In this entry in the occasional series, we’ll take a look at gathering useful data.Like the first step, Asking the Question, Scanning the World seems like it would be easier than it really is. In my opinion, it may actually be the hardest step of all, because you have to navigate two seemingly contradictory demands:
- You need to expand the horizons of your exploration, because the factors shaping how the future of the dilemma in question will manifest go far beyond the narrow confines of that issue.
- You need to focus your attention on the elements critical to the dilemma, and not get lost in the overwhelming amount of information out there.
You should recognize up front that the first few times you do this, you’ll miss quite a few of the key drivers; even experienced futurists end up missing a some important aspects of a dilemma. It’s the nature of the endeavor: We can’t predict the future, but we can try to spot important signifiers of changes that will affect the future. We won’t spot them all, but the more we catch, the more useful our forecasts.

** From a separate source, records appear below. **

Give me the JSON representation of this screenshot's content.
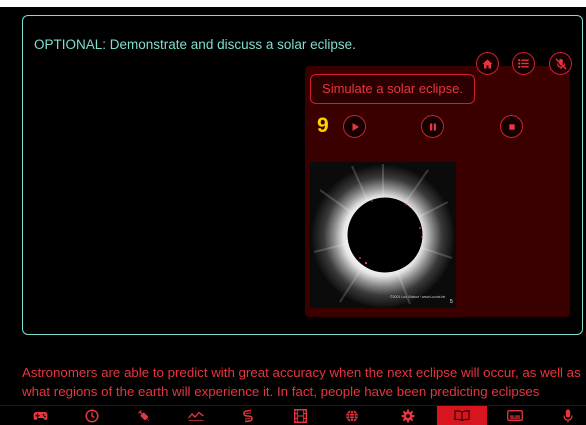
{
  "lesson": {
    "instruction": "OPTIONAL: Demonstrate and discuss a solar eclipse.",
    "narration": "Astronomers are able to predict with great accuracy when the next eclipse will occur, as well as what regions of the earth will experience it. In fact, people have been predicting eclipses"
  },
  "simulation": {
    "label": "Simulate a solar eclipse.",
    "countdown": "9",
    "image_credit": "©2001 Luc Viatour / www.Lucnix.be",
    "frame_number": "5"
  },
  "top_controls": [
    "home-icon",
    "list-icon",
    "microphone-off-icon"
  ],
  "playback_controls": [
    "play-icon",
    "pause-icon",
    "stop-icon"
  ],
  "nav_items": [
    {
      "icon": "gamepad-icon",
      "active": false
    },
    {
      "icon": "clock-icon",
      "active": false
    },
    {
      "icon": "syringe-icon",
      "active": false
    },
    {
      "icon": "chart-line-icon",
      "active": false
    },
    {
      "icon": "coil-icon",
      "active": false
    },
    {
      "icon": "film-icon",
      "active": false
    },
    {
      "icon": "globe-icon",
      "active": false
    },
    {
      "icon": "gear-icon",
      "active": false
    },
    {
      "icon": "book-open-icon",
      "active": true
    },
    {
      "icon": "caption-icon",
      "active": false
    },
    {
      "icon": "microphone-icon",
      "active": false
    }
  ],
  "colors": {
    "accent_red": "#e8353f",
    "instruction_teal": "#7fded0",
    "countdown_yellow": "#ffd500",
    "active_tab": "#d8141f"
  }
}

The process of opening up and narrowing simultaneously sounds similar to how any kind of research is done, that is, if it’s going to be groundbreaking.
There’s an announcement from India about a new energy-efficient single treatment water purification process. From the news item on Nanowerk,

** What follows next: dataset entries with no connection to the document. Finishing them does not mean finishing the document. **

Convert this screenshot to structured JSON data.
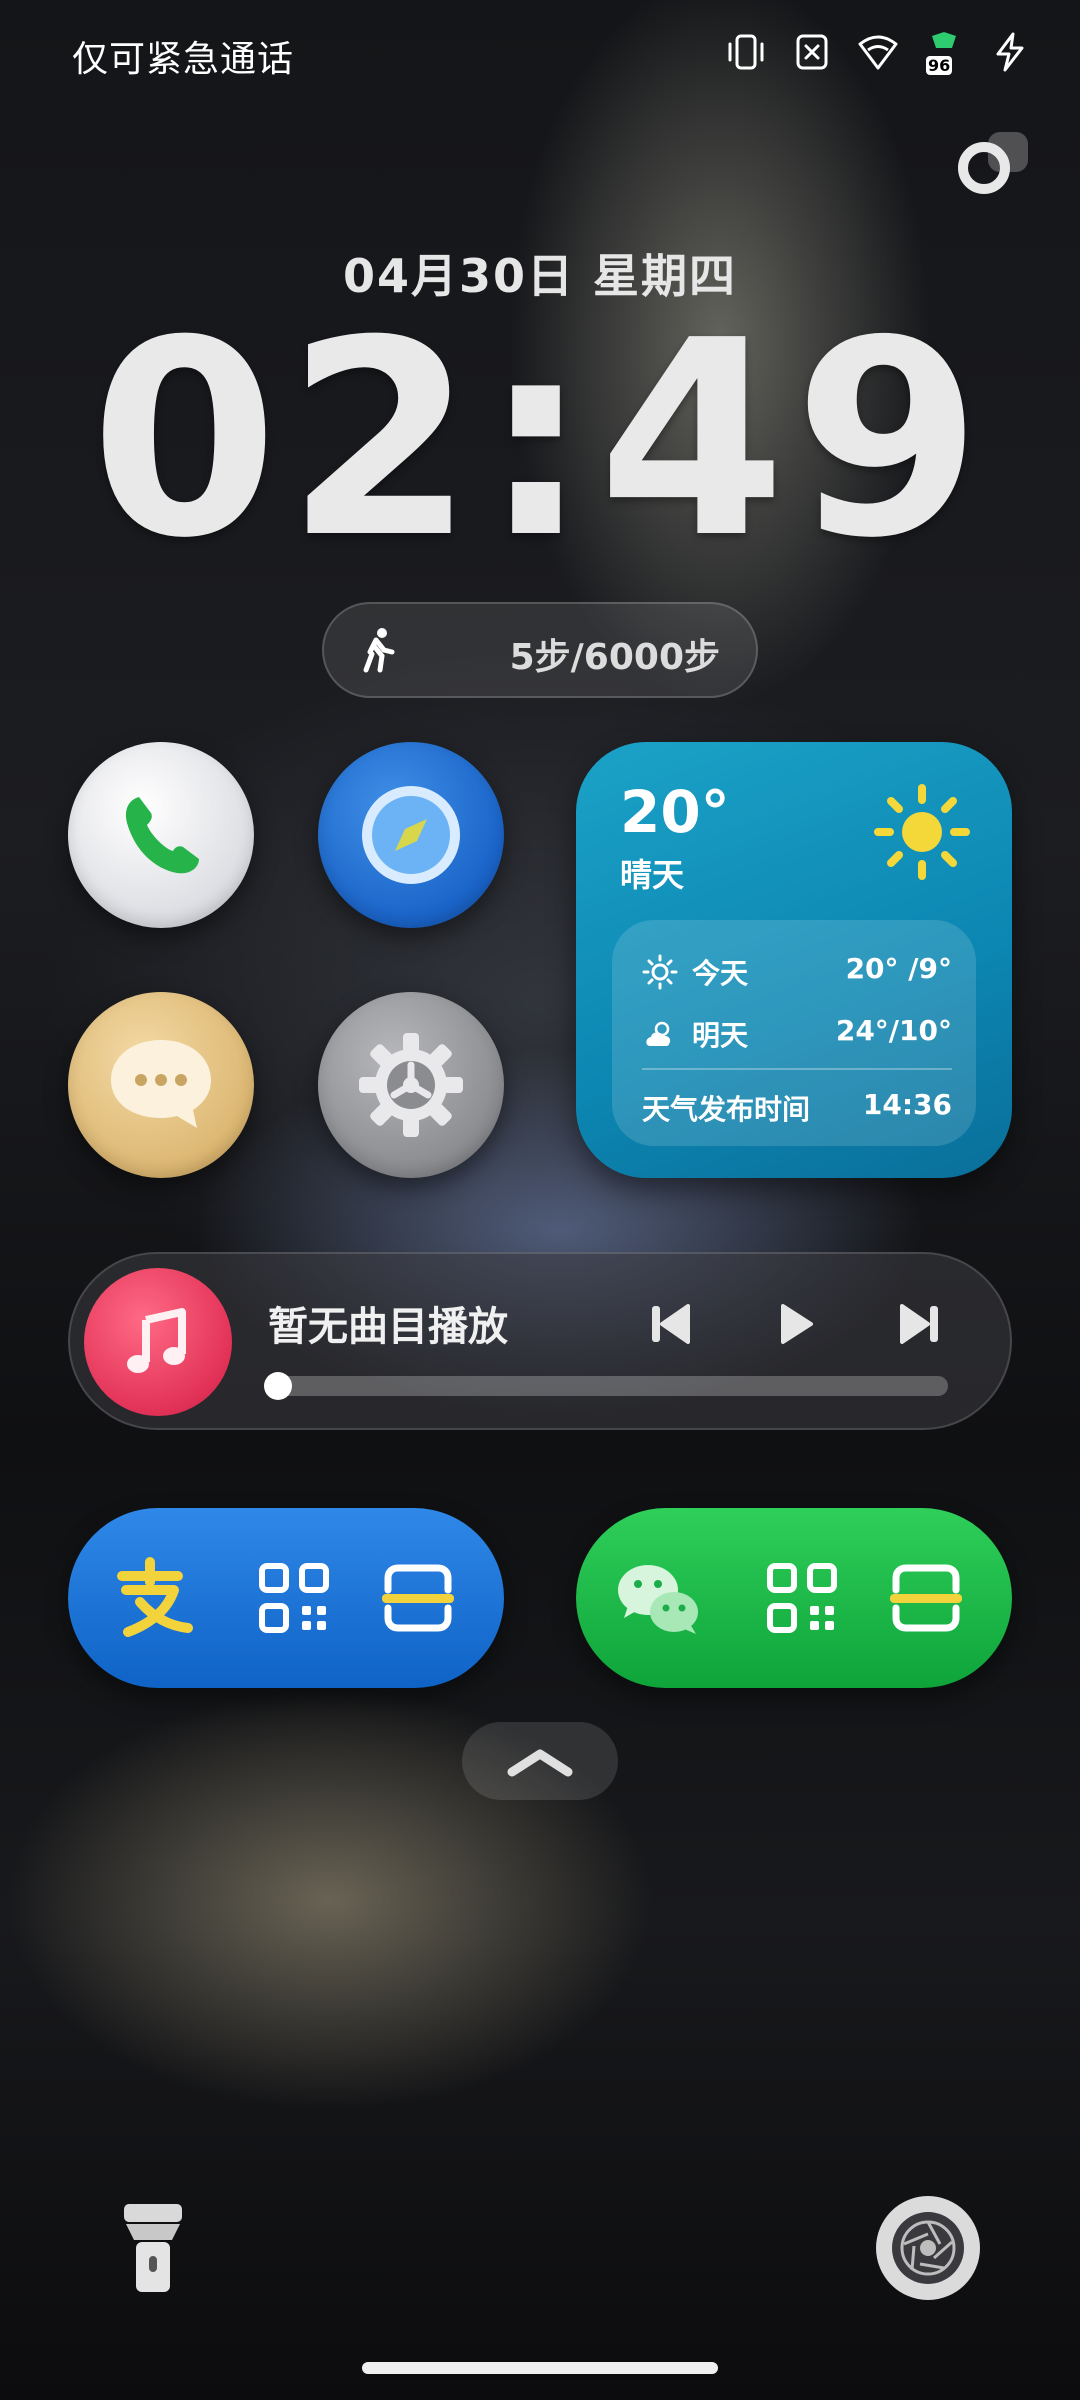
{
  "status_bar": {
    "carrier_text": "仅可紧急通话",
    "battery_level": "96"
  },
  "lock": {
    "date": "04月30日 星期四",
    "time": "02:49"
  },
  "steps": {
    "text": "5步/6000步"
  },
  "weather": {
    "temperature": "20°",
    "condition": "晴天",
    "today_label": "今天",
    "today_range": "20° /9°",
    "tomorrow_label": "明天",
    "tomorrow_range": "24°/10°",
    "update_label": "天气发布时间",
    "update_time": "14:36",
    "accent": "#1ba2c7"
  },
  "music": {
    "title": "暂无曲目播放",
    "accent": "#e23257"
  },
  "colors": {
    "alipay": "#1f74d8",
    "wechat": "#17b445"
  }
}
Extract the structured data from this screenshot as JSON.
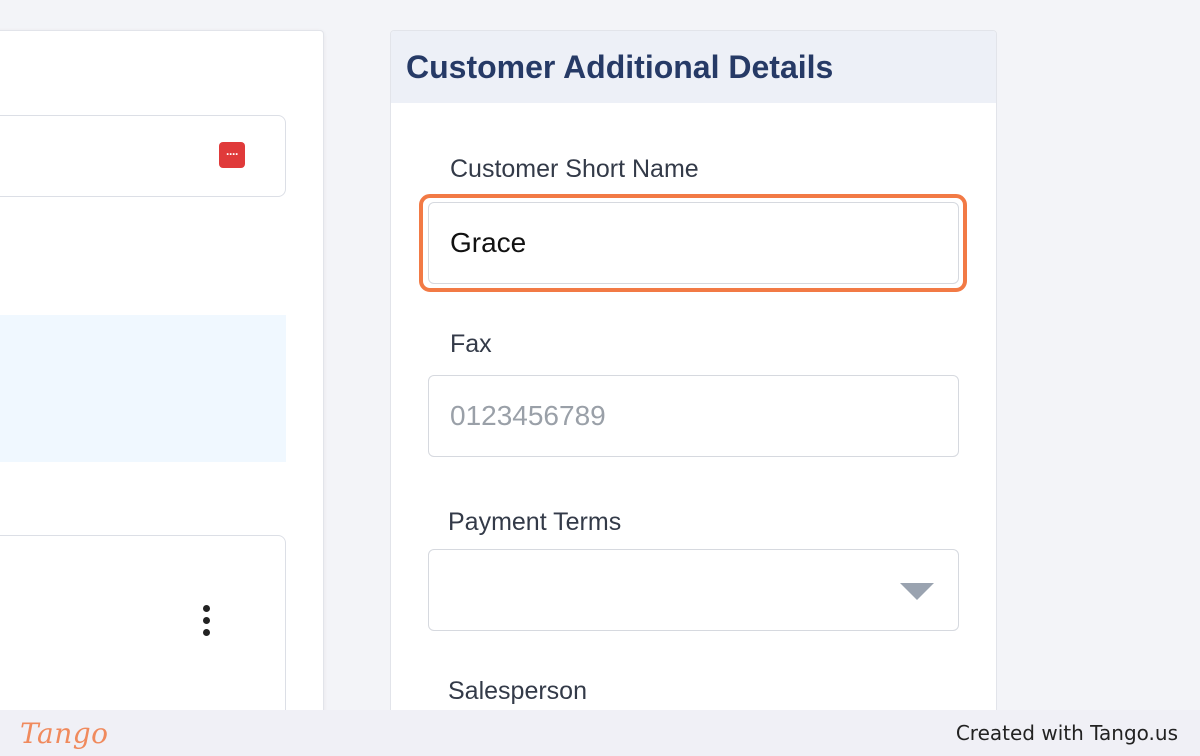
{
  "right_panel": {
    "title": "Customer Additional Details",
    "fields": {
      "short_name": {
        "label": "Customer Short Name",
        "value": "Grace"
      },
      "fax": {
        "label": "Fax",
        "placeholder": "0123456789"
      },
      "payment_terms": {
        "label": "Payment Terms",
        "value": ""
      },
      "salesperson": {
        "label": "Salesperson"
      }
    }
  },
  "left_panel": {
    "field_icon": "password-manager-icon",
    "menu_icon": "kebab-menu-icon"
  },
  "footer": {
    "logo_text": "Tango",
    "credit_text": "Created with Tango.us"
  },
  "colors": {
    "focus_ring": "#f27a45",
    "header_text": "#263a66",
    "header_bg": "#edf0f7",
    "icon_red": "#e03a3a",
    "tango_orange": "#f08a5d"
  }
}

Minister of Rural Water Supply, Hon. Minister Viswarup and other leaders in Hyderabad, India today. Initial tests, performed at Indian Institute of Technology (IIT) Kanpur, confirmed that the majority of the drinking water available in India contains toxins that can be extremely hazardous to human health. The technology developed in collaboration with IIT Kanpur and North Carolina-based Cnanoz can remove harmful pathogens and toxic ingredients, such as Arsenic, Fluoride, Lead, Cadmium, DDT, hydrocarbon wastes and nitrates in an eco-friendly and economical way. Drinking water contaminated with toxic chemicals over an extended period of time can promote harmful gene mutations that can cause neurological disorders, mental and physical disabilities. The preventive aspect of the filtration system can have a significant positive impact to improve public health survival and reduce health care costs.
No word on health and safety or environmental issues or any details about the technology can be found in the announcement so I looked on the website for the company (Cnanoz) that developed the product. Nothing much there either but it is slick and easily navigable.

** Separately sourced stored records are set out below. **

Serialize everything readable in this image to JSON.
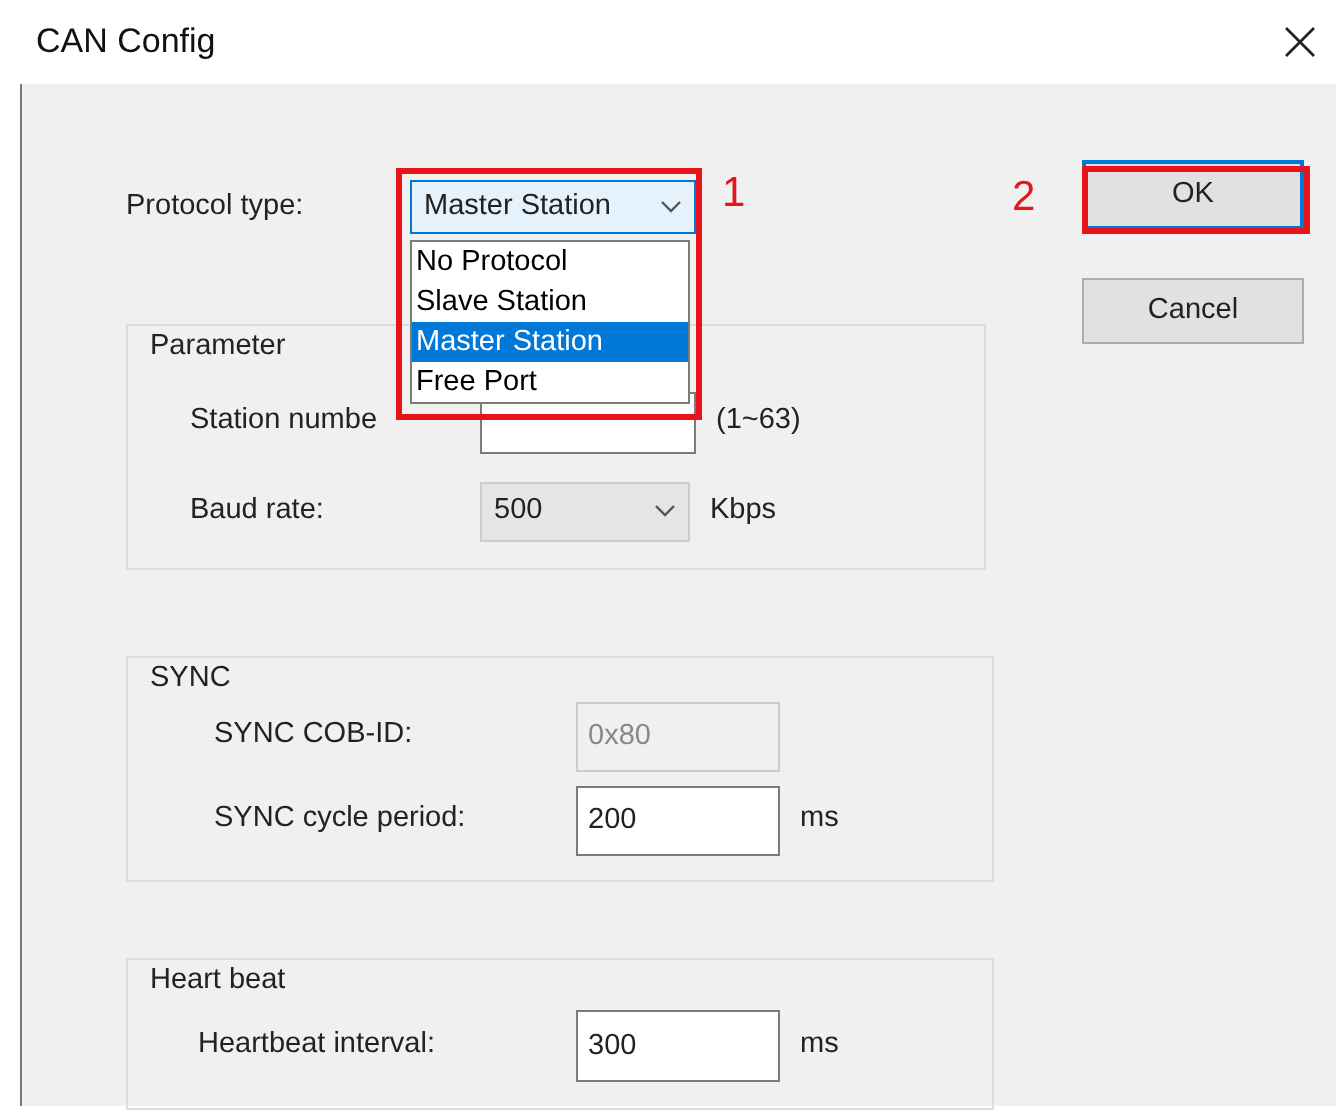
{
  "window": {
    "title": "CAN Config"
  },
  "protocol": {
    "label": "Protocol type:",
    "value": "Master Station",
    "open": true,
    "options": [
      {
        "label": "No Protocol",
        "selected": false
      },
      {
        "label": "Slave Station",
        "selected": false
      },
      {
        "label": "Master Station",
        "selected": true
      },
      {
        "label": "Free Port",
        "selected": false
      }
    ]
  },
  "parameter": {
    "title": "Parameter",
    "station_number": {
      "label": "Station numbe",
      "unit": "(1~63)"
    },
    "baud_rate": {
      "label": "Baud rate:",
      "value": "500",
      "unit": "Kbps"
    }
  },
  "sync": {
    "title": "SYNC",
    "cob_id": {
      "label": "SYNC COB-ID:",
      "value": "0x80",
      "disabled": true
    },
    "cycle_period": {
      "label": "SYNC cycle period:",
      "value": "200",
      "unit": "ms",
      "disabled": false
    }
  },
  "heartbeat": {
    "title": "Heart beat",
    "interval": {
      "label": "Heartbeat interval:",
      "value": "300",
      "unit": "ms",
      "disabled": false
    }
  },
  "buttons": [
    {
      "label": "OK",
      "default": true
    },
    {
      "label": "Cancel",
      "default": false
    }
  ],
  "annotations": [
    {
      "label": "1"
    },
    {
      "label": "2"
    }
  ]
}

I’ve gotten more interested in the interplay between organic and inorganic materials and this research is quite intriguing to me. From the news item on Nanowerk,
Single crystals of the mineral calcite — the chief material in limestone — are predictable, homogeneous and, well, a little boring. But scientists have long marveled at how biological crystals of calcite grow together with other organic materials to form, for example, shells and sea urchin spines. Biologists and materials scientists would love to know exactly how to re-create such natural composites in the lab.
“We knew the organics were in there, but what no one had been able to do up until now was actually see what that organic-inorganic interface looked like,” said [Lara] Estroff [assistant professor of materials science and engineering], whose lab focuses on the synthesis and characterization of bio-inspired materials.
That’s it for today.